Lottery is a form of gambling where people try to win a prize by randomly selecting numbers or other symbols on a ballot. Lotteries are popular around the world and raise billions of dollars annually. While many people play for fun, others believe that winning the lottery will bring them wealth and improve their lives. However, the odds of winning are very low and it is important to understand how lottery works before you start playing.

The word lottery is probably derived from the Middle Dutch noordlot (Northern lot) or oordlot (Southern lot). It could also be a calque on Middle French loterie, meaning “action of drawing lots.” In any case, the term has been in use since at least the 15th century and has appeared on English state documents as early as 1569.

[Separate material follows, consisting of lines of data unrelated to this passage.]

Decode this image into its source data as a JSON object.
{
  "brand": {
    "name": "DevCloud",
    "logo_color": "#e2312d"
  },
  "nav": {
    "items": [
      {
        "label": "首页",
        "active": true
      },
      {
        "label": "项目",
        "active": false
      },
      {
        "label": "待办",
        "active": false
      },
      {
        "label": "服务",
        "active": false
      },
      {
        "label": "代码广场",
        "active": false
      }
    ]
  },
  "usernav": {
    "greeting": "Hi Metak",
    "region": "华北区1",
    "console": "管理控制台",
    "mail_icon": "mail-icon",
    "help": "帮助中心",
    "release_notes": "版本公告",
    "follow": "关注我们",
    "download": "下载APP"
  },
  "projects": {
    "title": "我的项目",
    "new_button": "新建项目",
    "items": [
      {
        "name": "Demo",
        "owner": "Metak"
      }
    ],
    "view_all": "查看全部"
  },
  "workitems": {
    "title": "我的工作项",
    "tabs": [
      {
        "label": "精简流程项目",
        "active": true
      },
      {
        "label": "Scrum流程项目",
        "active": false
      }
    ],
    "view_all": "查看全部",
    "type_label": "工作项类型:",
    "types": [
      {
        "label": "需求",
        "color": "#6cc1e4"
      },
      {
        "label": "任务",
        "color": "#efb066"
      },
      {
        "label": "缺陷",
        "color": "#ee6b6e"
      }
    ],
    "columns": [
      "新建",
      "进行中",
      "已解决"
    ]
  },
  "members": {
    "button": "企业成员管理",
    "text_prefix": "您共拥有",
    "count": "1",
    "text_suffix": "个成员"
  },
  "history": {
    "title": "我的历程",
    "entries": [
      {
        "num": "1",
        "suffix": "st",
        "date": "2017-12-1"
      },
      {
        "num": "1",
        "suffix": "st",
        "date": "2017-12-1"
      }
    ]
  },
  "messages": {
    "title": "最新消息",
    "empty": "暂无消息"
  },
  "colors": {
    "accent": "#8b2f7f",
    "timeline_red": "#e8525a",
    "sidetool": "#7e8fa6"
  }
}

In the United States, state-sponsored lotteries are a common form of gambling. While some critics of the game say that it promotes problem gambling, proponents argue that the lottery is an alternative to raising taxes and can be used to benefit a wide range of public goods, such as education, social services and infrastructure. Some even see it as a useful tool for reducing income inequality, with higher-income players more likely to spend a larger percentage of their disposable income on lottery tickets than those of lower incomes.

Traditionally, state lotteries have been based on drawing numbers for prizes. The winners are typically announced at some future date, often weeks or months away. Newer innovations have changed the game, however, with instant games that allow people to buy and play for smaller prizes that can be won immediately. These new games have increased the popularity of the lottery and brought in more revenue.

Some states have a single large prize, while others award multiple smaller prizes. The size of the prize depends on the number of tickets sold and the total amount spent on ticket purchases. In general, the more tickets sold, the greater the chance of winning. Most players select their own numbers, but some choose “quick pick,” which allows a machine to select the numbers for them.

The practice of distributing property by lot dates back centuries, with Moses being instructed to take a census of Israel and divide the land by lot. The Roman emperors also frequently used lotteries to give away slaves and property during Saturnalian celebrations. In colonial America, private lotteries were a popular way to raise money for projects such as building colleges. Benjamin Franklin sponsored a lottery in 1776 to try to fund cannons for the defense of Philadelphia against the British, and George Washington tried to organize one to build roads across the Blue Ridge Mountains.

Today, most states have a state lottery, offering different types of games. Some have a weekly draw, while others have a daily lottery. Many states allow players to purchase tickets online. The odds of winning a prize in a state lottery are very low.